Accidents and incidents involving business jet operations in Europe fell dramatically last year compared to 2012. According to data gathered by AIN, there were five total mishaps last year versus nine in 2012. Three accidents caused 10 fatalities in 2012 whereas there was one fatal crash last year that killed two persons. Additionally, there had been no accidents or major incidents involving business jets in Europe as of late April this year.
The Flight Safety Foundation (FSF) has a new president and CEO, Jon Beatty, who until recently held the same positions with International Aero Engines. He comes to the aviation safety advocate with solid manufacturing industry experience, having begun his career as a quality engineer with Sikorsky. He was confirmed in his post in April and is now heading up FSF’s efforts to promote further advances in flight safety.
Monarch Aircraft Engineering has sent a specialist team of structural aircraft engineers to Basel to complete a strut improvement program (SIP) for Jet Aviation. The company, which gained its Bermuda Department of Civil Aviation approval last October, sent a team of licensed engineers from its headquarters at London Luton Airport to Jet Aviation’s facility in Basel to carry out the SIP modification on a private Boeing 767. The SIP modification consists of an extensive rebuild of the engine pylons to restore damage tolerance.
Having lost the first round of its attempt to fine Raphael Pirker for using a flying wing to take video, the FAA plans to issue a public notice reaffirming its authority to regulate the use of small unmanned aircraft. The agency is appealing a March ruling by a National Transportation Safety Board (NTSB) administrative law judge rejecting the $10,000 fine.
The National Transportation Safety Board last week published nine specific recommendations to the FAA and the National Weather Service (NWS) that are intended to deliver more comprehensive pre-flight weather information to pilots. The recommendations are based on the findings of NTSB accident investigations involving aircraft encountering adverse surface wind, dense fog, icing, turbulence, and low-level wind shear. While this information currently exists, it is not always provided directly to pilots by NWS preflight weather forecasts.

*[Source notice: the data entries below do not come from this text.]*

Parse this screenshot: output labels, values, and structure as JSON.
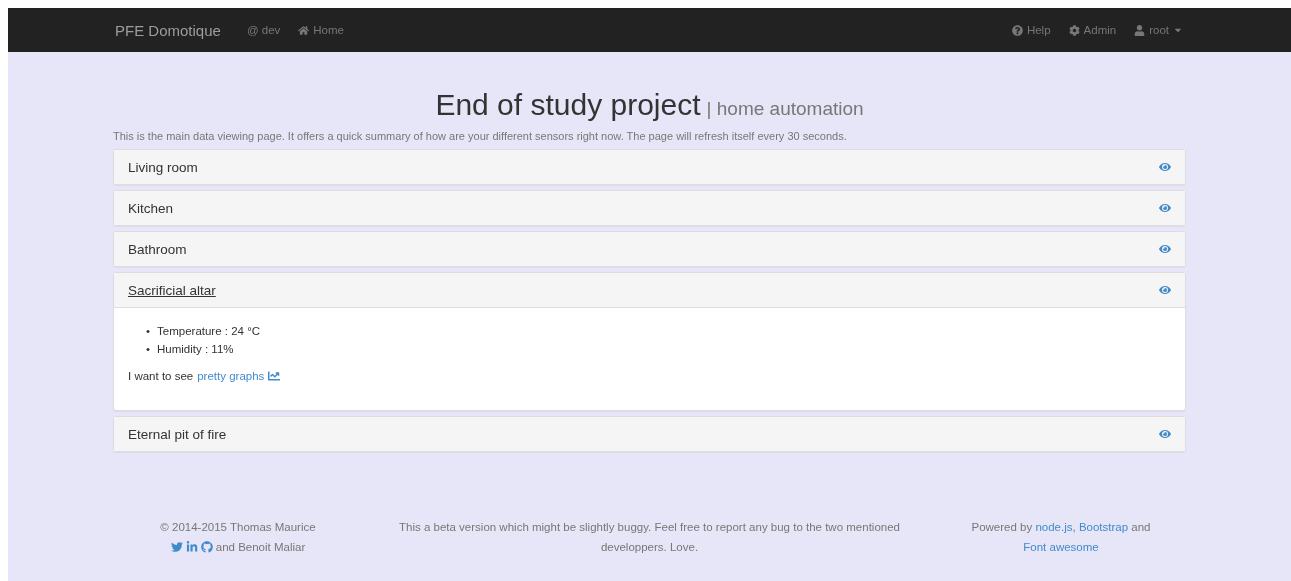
{
  "navbar": {
    "brand": "PFE Domotique",
    "left": [
      {
        "kind": "env",
        "label": "@ dev"
      },
      {
        "kind": "home",
        "label": "Home"
      }
    ],
    "right": [
      {
        "kind": "help",
        "label": "Help"
      },
      {
        "kind": "admin",
        "label": "Admin"
      },
      {
        "kind": "user",
        "label": "root"
      }
    ]
  },
  "header": {
    "title": "End of study project",
    "subtitle": "| home automation",
    "description": "This is the main data viewing page. It offers a quick summary of how are your different sensors right now. The page will refresh itself every 30 seconds."
  },
  "rooms": [
    {
      "name": "Living room",
      "expanded": false
    },
    {
      "name": "Kitchen",
      "expanded": false
    },
    {
      "name": "Bathroom",
      "expanded": false
    },
    {
      "name": "Sacrificial altar",
      "expanded": true,
      "readings": [
        {
          "marker": "•",
          "text": "Temperature : 24 °C"
        },
        {
          "marker": "•",
          "text": "Humidity : 11%"
        }
      ],
      "graphs": {
        "text": "I want to see ",
        "link": "pretty graphs"
      }
    },
    {
      "name": "Eternal pit of fire",
      "expanded": false
    }
  ],
  "footer": {
    "credit_top": "© 2014-2015 Thomas Maurice",
    "credit_bottom": "and Benoit Maliar",
    "note": "This a beta version which might be slightly buggy. Feel free to report any bug to the two mentioned developpers. Love.",
    "powered": [
      {
        "kind": "text",
        "text": "Powered by "
      },
      {
        "kind": "link",
        "text": "node.js"
      },
      {
        "kind": "text",
        "text": ", "
      },
      {
        "kind": "link",
        "text": "Bootstrap"
      },
      {
        "kind": "text",
        "text": " and "
      },
      {
        "kind": "link",
        "text": "Font awesome"
      }
    ]
  }
}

Audiences at aviation conferences possess important industry insights, but pilots are often reluctant to share some of that information publicly. Recognizing that fact and attempting to overcome audience resistance, François Lassale, CEO of Morrison, Colo.-based Vortex FSM and master of ceremonies at the Flight Safety Foundation’s business aviation safety summit (BASS) in San Diego, used the “Poll Everywhere” online software to anonymously gather useful safety information from the BASS audience and instantly project the results for the group to view.
“Humans are not naturally good at monitoring highly reliable automated cockpit systems for extended periods of time,” said NTSB member Robert Sumwalt. “And what do we have in our airplanes today…highly reliable, highly automated systems.”
The NTSB has scheduled a May 13 meeting with agricultural industry leaders and federal regulators to discuss its special investigation report on the safety of agricultural aircraft operations. The Board will announce several new safety recommendations being issued to the FAA and the National Agricultural Aviation Research & Education Foundation. The meeting begins at 2 p.m. EST at NTSB headquarters inWashington, D.C.
A helicopter, of as yet unknown type, operated under contract to Lukoil Overseas, crashed into the Atlantic Ocean May 9 while it was en route to an oilrig off the coast of Ghana. Three people aboard the aircraft were killed in the crash, while another person is missing. Four others survived but all were injured, one critically. The helicopter was on its third flight of the day at the time of the accident.